LAL – OKC: Postgame Numbers

Here’s a sampling of some of the more outstanding numbers from L.A.’s 114-106 double overtime win over Oklahoma City on Sunday:

Minutes of overtime played by Andrew Bynum, who said after the contest that he played very poorly (5 for 15 field goals, eight rebounds in 29 minutes), and that Jordan Hill deserved the extra minutes he got. To Mike Brown, the biggest reason was pick and roll defense: “I did not think that Drew and even Pau at times were up the floor in pick and roll coverage. (OKC) is a dangerous pick and roll team that comes off (screens) and can do a lot of things. Just Jordan Hill’s activity (there) was better than all our bigs. You have to be able to give support to the on-ball defender.”

Points per game Kobe Bryant trails Kevin Durant after Durant scored 35 to Bryant’s 26, leaving Durant percentage points above Bryant’s 27.9 per game.

Lakers magic number to clinch the Pacific Division and No. 3 seed in the playoffs over the Clippers in the Western Conference. What does that mean? Click here for a full explanation.

Lakers turnovers in the fourth quarter and two overtimes, which helped hold OKC to only two fast break points over the period in which L.A. erased a 16-point deficit to eventually win the game 114-106.

Key three pointers hit in the final 4:34 of the fourth quarter by the Lakers after they started the game 0 for 8 from distance before Steve Blake (4:34, 3:20) nailed two triples to get the Lakers within five points. Kobe Bryant dropped two bombs that put L.A. up one and then up two with 1:21 and 51.9 seconds to play, the first in dramatic one-footed/leaning style as the shot clock expired. Blake also hit a key triple in double overtime, beating the shot clock with Russell Westbrook flying at him.

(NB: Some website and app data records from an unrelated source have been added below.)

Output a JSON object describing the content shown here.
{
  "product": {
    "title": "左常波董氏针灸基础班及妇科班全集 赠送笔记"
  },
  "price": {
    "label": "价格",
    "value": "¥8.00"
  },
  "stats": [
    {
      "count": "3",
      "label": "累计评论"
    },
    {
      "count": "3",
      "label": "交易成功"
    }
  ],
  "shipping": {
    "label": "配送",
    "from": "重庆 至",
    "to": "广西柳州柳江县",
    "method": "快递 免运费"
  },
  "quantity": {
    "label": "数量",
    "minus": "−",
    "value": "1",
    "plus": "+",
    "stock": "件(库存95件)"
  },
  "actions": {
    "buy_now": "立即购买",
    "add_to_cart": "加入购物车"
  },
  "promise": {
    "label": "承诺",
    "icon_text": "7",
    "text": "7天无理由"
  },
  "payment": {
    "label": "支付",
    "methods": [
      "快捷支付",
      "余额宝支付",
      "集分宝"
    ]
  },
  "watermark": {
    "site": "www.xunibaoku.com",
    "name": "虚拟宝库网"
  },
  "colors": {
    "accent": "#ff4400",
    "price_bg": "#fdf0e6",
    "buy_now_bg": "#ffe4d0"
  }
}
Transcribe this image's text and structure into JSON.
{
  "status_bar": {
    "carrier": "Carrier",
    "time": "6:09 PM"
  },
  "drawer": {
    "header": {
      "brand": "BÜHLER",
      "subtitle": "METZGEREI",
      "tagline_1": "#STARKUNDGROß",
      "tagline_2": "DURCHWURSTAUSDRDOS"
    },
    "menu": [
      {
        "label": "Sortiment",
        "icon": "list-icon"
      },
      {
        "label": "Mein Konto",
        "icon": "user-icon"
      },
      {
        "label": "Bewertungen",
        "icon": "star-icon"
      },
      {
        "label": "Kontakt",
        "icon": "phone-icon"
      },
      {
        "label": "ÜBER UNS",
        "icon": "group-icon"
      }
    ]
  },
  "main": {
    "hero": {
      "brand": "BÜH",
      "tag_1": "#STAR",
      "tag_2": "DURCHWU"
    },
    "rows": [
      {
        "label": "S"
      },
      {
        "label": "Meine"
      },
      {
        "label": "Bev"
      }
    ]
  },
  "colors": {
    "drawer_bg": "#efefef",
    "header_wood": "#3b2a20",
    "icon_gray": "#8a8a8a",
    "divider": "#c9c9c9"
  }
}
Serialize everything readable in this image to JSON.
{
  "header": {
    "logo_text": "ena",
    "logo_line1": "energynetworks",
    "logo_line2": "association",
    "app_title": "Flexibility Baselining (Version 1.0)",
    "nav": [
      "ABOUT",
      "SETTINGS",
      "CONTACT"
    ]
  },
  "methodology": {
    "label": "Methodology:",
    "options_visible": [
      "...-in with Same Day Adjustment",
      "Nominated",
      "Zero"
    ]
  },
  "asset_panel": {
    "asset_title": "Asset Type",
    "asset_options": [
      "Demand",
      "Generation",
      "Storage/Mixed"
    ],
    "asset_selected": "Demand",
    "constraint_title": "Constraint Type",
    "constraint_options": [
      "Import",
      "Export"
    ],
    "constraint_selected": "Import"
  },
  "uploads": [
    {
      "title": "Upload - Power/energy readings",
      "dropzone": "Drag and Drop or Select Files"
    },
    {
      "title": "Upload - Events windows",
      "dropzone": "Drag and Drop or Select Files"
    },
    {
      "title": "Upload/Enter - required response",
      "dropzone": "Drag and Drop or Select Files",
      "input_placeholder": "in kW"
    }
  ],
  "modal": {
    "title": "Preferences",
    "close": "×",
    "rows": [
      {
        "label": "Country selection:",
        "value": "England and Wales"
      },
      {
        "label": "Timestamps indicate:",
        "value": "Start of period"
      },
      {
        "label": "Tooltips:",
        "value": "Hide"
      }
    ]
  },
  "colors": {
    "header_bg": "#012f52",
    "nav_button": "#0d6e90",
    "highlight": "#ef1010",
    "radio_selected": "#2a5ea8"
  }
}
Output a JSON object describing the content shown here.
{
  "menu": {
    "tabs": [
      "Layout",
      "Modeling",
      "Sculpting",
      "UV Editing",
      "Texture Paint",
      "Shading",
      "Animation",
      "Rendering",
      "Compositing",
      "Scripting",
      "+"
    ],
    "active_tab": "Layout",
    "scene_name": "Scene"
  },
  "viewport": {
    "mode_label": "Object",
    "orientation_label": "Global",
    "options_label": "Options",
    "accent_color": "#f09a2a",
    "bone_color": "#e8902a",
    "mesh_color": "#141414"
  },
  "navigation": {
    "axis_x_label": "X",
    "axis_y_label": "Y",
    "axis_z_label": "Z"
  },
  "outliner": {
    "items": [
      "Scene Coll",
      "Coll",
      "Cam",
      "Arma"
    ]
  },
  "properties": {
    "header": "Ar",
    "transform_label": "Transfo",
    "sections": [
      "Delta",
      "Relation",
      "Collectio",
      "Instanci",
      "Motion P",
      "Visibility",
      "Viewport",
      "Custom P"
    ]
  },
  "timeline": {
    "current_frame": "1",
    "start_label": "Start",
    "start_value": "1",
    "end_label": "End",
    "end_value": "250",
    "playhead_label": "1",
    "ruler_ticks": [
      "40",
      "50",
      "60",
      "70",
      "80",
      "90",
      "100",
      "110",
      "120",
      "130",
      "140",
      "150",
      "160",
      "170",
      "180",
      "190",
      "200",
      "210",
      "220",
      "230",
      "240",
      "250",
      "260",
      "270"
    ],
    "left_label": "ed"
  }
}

OKC still shot slightly better overall from distance at 33.3 percent (8 for 24) to LAL’s 31.3 percent (5 of 16).

Westbrook’s shooting percentage for the game on 3 for 22 attempts, including 0 for 4 from three-point range. Westbrook did make some key plays down the stretch, drawing three fouls to make six of his eight total free throws, but Bryant was largely able to force him taking contested jump shots and keep him out of transition. OKC’s PG had 14 points in 47 minutes with his 10 assists.

Game-high rebounds from sub Jordan Hill, who played 35 minutes, including the entire 10 minutes of overtime and most of the fourth quarter, despite having played a total of about 16 minutes in five previous appearances since the Lakers acquired him at the trade deadline in the Derek Fisher trade to Houston. Mike Brown had called Hill at 2 a.m. after the team arrived home from a blowout loss at San Antonio on Friday night and told him to be ready to play. Said Hill: “(Coach Brown) wanted somebody to come out there and get rebounds, wanted more athleticism, somebody that could run the floor and score a little bit. We talked and I said, ‘Hey, I’m here.’ He called me and I did what I had to do.”

Minutes played by Matt Barnes, who sprained his right ankle in the second quarter. The sprain was called “moderate” by the team, and Barnes is expected to be ready for the playoffs if not the final regular season game on Thursday at Sacramento.

Minutes played by Metta World Peace before his ejection due to an elbow during a dunk celebration that hit James Harden directly in the back of the head. World Peace apologized after the game for being too emotional about the dunk. He called it “unfortunate” and “unintentional,” apologized to Harden and the Thunder and said he hopes Harden is OK.

L.A.’s biggest deficit, which came with 26.6 seconds left in the third quarter when Thabo Sefolosha hit a three-pointer. L.A. got two Kobe free throws to close the quarter down 16 points with 12 minutes to play.

Lakers offensive rebounds, including six apiece from Pau Gasol and Hill, who alone had only two fewer than the Thunder as a team.

Fourth quarter points scored by the Lakers, who held the Thunder to just 14 points on 4 of 19 field goals. Bryant had nine, Gasol seven, Blake and Ebanks six apiece and Hill two.

Field goal attempts for Kevin Durant, who made only 11 to finish with 35 points. He hit 4 of 10 three-pointers and nine of 10 free throws and had a game-high five turnovers, being defended by Metta World Peace in the first half and Devin Ebanks in the second. Durant simply missed some wide open shots he normally hits, but Mike Brown was pleased with how close Ebanks stayed to OKC’s MVP candidate, particularly in double OT when Ebanks came up with consecutive steals in the final minute, helping the Lakers seal the win.